The algorithm used to set credit limits for the new Apple Card will be the subject of an official investigation, following tweets from a tech entrepreneur blasting the company for gender discrimination.
New York's Department of Financial Services confirmed that an investigation was being conducted.
He said that as soon as he raised the issue his wife's credit limit was increased.
"Our credit decisions are based on a customer's creditworthiness and not on factors like gender, race, age, sexual orientation or any other bias prohibited by law", the statement read.
Launched with Goldman Sachs and Mastercard in August, Apple Card is both a digital and physical credit card that requires no number, CVV security code, expiration date or signature on the card. It became available in the USA in August. They continued, "any algorithm, that intentionally or not results in discriminatory treatment of women or any other protected class of people violates NY law". One such person was none other than Steve Wozniak, the co-founder of Apple, who was also concerned as to why he had been approved for 10X the credit limit his wife was given.

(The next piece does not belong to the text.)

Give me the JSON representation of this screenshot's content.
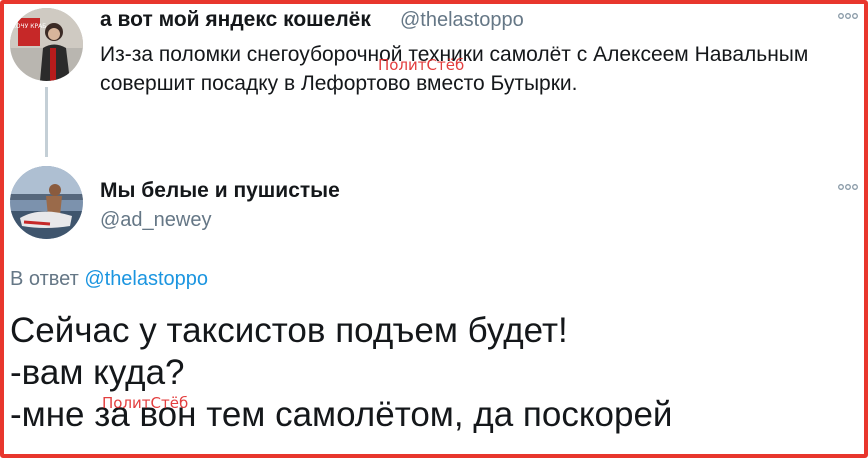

Hansson's original tweet was shared nearly 5,000 times and garnered a lot of attention, including from the New York Department of Financial Services, who have confirmed that they will be investigating to see if the algorithm is inherently gender-biased.

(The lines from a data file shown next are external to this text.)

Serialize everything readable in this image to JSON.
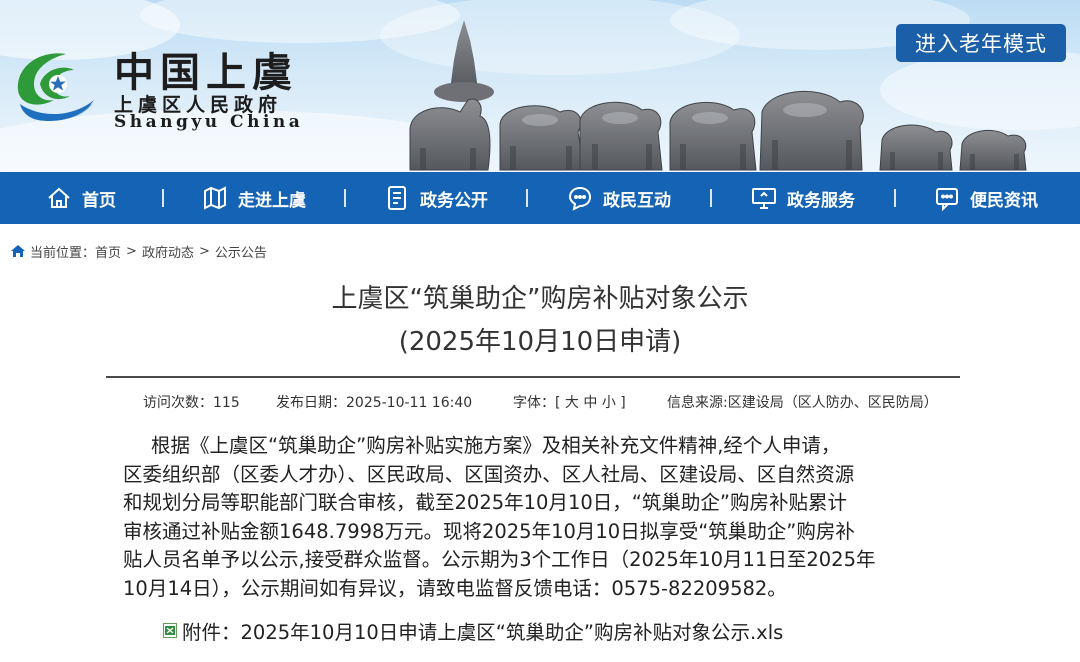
{
  "header": {
    "logo_cn": "中国上虞",
    "logo_sub": "上虞区人民政府",
    "logo_en": "Shangyu China",
    "elder_mode_label": "进入老年模式"
  },
  "nav": {
    "items": [
      {
        "label": "首页",
        "icon": "home-icon"
      },
      {
        "label": "走进上虞",
        "icon": "map-icon"
      },
      {
        "label": "政务公开",
        "icon": "document-icon"
      },
      {
        "label": "政民互动",
        "icon": "chat-icon"
      },
      {
        "label": "政务服务",
        "icon": "monitor-icon"
      },
      {
        "label": "便民资讯",
        "icon": "message-icon"
      }
    ]
  },
  "breadcrumb": {
    "prefix": "当前位置：",
    "items": [
      "首页",
      "政府动态",
      "公示公告"
    ],
    "separator": ">"
  },
  "article": {
    "title_line1": "上虞区“筑巢助企”购房补贴对象公示",
    "title_line2": "(2025年10月10日申请)",
    "meta": {
      "visits_label": "访问次数：",
      "visits": "115",
      "date_label": "发布日期：",
      "date": "2025-10-11 16:40",
      "font_label": "字体：[",
      "font_large": "大",
      "font_medium": "中",
      "font_small": "小",
      "font_close": "]",
      "source": "信息来源:区建设局（区人防办、区民防局）"
    },
    "body_lines": [
      "根据《上虞区“筑巢助企”购房补贴实施方案》及相关补充文件精神,经个人申请，",
      "区委组织部（区委人才办）、区民政局、区国资办、区人社局、区建设局、区自然资源",
      "和规划分局等职能部门联合审核，截至2025年10月10日，“筑巢助企”购房补贴累计",
      "审核通过补贴金额1648.7998万元。现将2025年10月10日拟享受“筑巢助企”购房补",
      "贴人员名单予以公示,接受群众监督。公示期为3个工作日（2025年10月11日至2025年",
      "10月14日），公示期间如有异议，请致电监督反馈电话：0575-82209582。"
    ],
    "attachment_label": "附件：",
    "attachment_file": "2025年10月10日申请上虞区“筑巢助企”购房补贴对象公示.xls"
  },
  "colors": {
    "nav_bg": "#1463b5",
    "elder_btn_bg": "#1b5fa8",
    "logo_green": "#2e9a3a",
    "logo_blue": "#1f6fbf"
  }
}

In an email, Goldman said Apple Card applicants were evaluated independently, according to income and creditworthiness, taking into account factors such as personal credit scores and personal debt.
"The same thing happened to us", Wozniak wrote. It's big tech in 2019.
A spokesman for Mastercard, which provides support for Apple Card's global payments network, did not respond to a request for comment Saturday.
He said that customer service employees were unable to explain why the algorithm had designated her to be less creditworthy but had assured his wife that the bank was not discriminating against women. Now, there's a probe to figure out whether Goldman Sachs is engaging in gender bias as applications for the Apple Card are submitted.
The firestorm kicked off late last week when Ruby on Rails creator David Heinemeier Hansson indicated on Twitter that his Apple Card credit limit was twenty times that offered to his wife, even though the couple has been married for many years, file joint tax returns, and live in a community property state where all income and assets acquired while married are considered jointly owned. He said that didn't make up for the flawed algorithm used by Apple Card.